In a blind and wishful rush thinking we will collect 4,000,000 dollars from out-of-state merchants we risk loosing tens of millions of real dollars the affiliates actually give back every year to Colorado and in the process we risk killing the start of a flourishing industry.
The chair of the committee Joel Judd insinuated that the affiliates were in the business to profit from the non-collection of taxes from out of state merchants. I had never heard that angle before to describe internet marketing or e-commerce. I suspect many on the committee do not know about this young but already large industry. Google, Yahoo, Microsoft, and all e-commerce retailers large and small, many here in Colorado, are involved in this industry. Google even runs one of the largest affiliate networks. It's called GAN (Google Affiliate Network). Do some democrats really think this entire industry is based on the non-collection of sales taxes? That would be very mis-informed.

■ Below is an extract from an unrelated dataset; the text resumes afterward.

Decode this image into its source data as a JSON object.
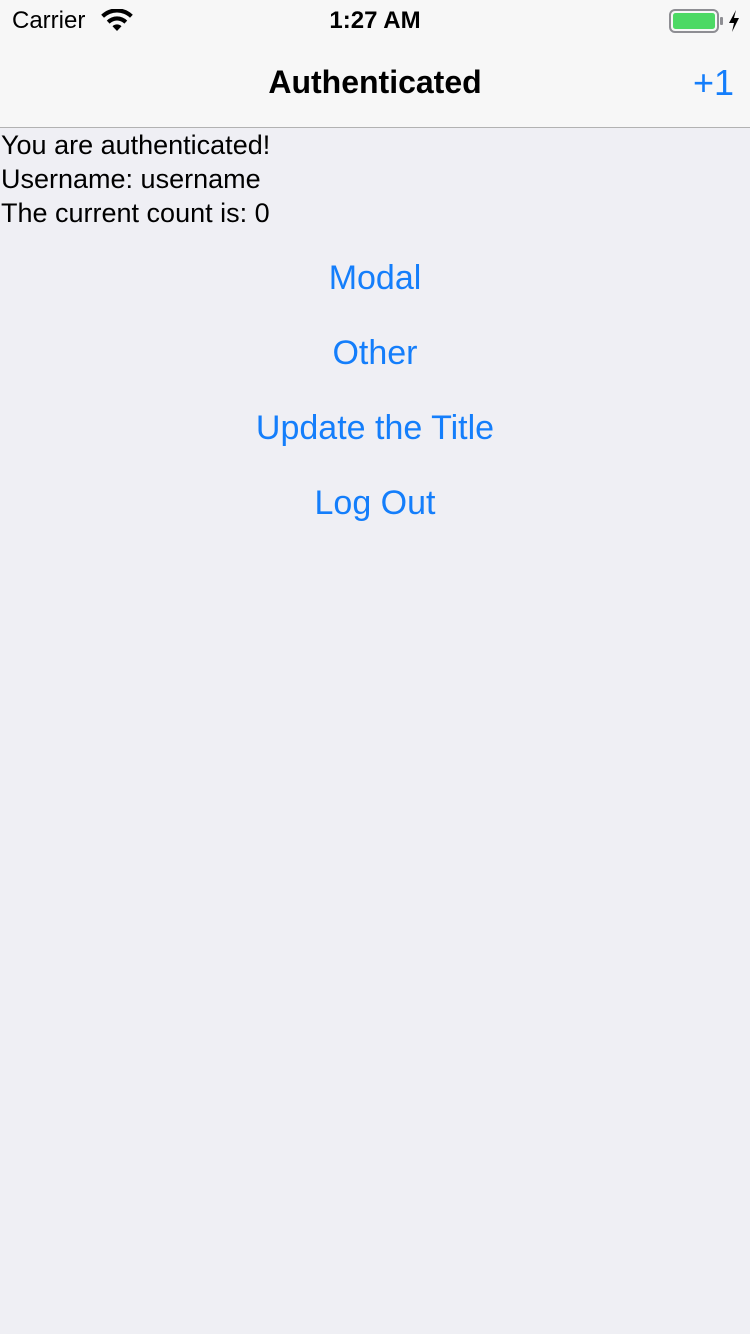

It is frightening to realize people with such little knowledge of this industry could be deciding about its future in our state.
This industry has already had countless trade shows in many states and countries every year. We had a very successful trade show right here in Denver in 2009 and another was already planned for 2010. At the Denver show last year, I met a person who was just laid off from his job. He was trying to become an affiliate. I met this person again at the committee hearing, last Wednesday. He was now supporting his family as an affiliate. This industry is creating a lot of jobs every year. Colorado should welcome affiliates not chase them away.
This industry will continue its rapid growth with or without our great state. According to Forrester Research, US online retail reached $175 billion in 2007 and is projected to grow to $335 billion by 2012. Of course this is hurting local stores. The passage of HB-1193 will change nothing in that regard. Please note many of our local Colorado stores are the other 49 state's "out-of-state merchants". The Denver book store Tattered Cover is online (tatteredcover.com) they do not appear to collect taxes for out-of-state orders (I just tested with a California address). This same store was one of the book store owners that testified in favor of HB-1193, pretty ironic. The fact that Amazon is hurting the sales of Tattered Cover would not be attenuated in any way by HB-1193. E-commerce is growing in the double digits year after year. People enjoy shopping online.
I hope I have opened your interest in affiliate marketing and about current recent history of internet taxation and how other states are attempting to have out-of-state merchants collect sales taxes.
I urge you in the best interest of Colorado to contact me if wish to understand these issues further. I know many are very busy with their schedules and the current budget crisis, so I encourage you to use my time to work as a team in the interest of Colorado.
I implore you to forward or communicate this message and my contact information, to anyone involved that would have a say in stopping HB-1193 before it's too late.
Last edited by delsol; January 30th, 2010 at 11:07 PM.
By Chuck Hamrick in forum Affiliate Tax LawsReplies: 0Last Post: February 28th, 2012, 12:37 AM
By zire in forum Introduce YourselfReplies: 3Last Post: November 11th, 2010, 03:57 PM
By Alan Hamilton in forum Photo GalleryReplies: 11Last Post: March 3rd, 2008, 11:21 AM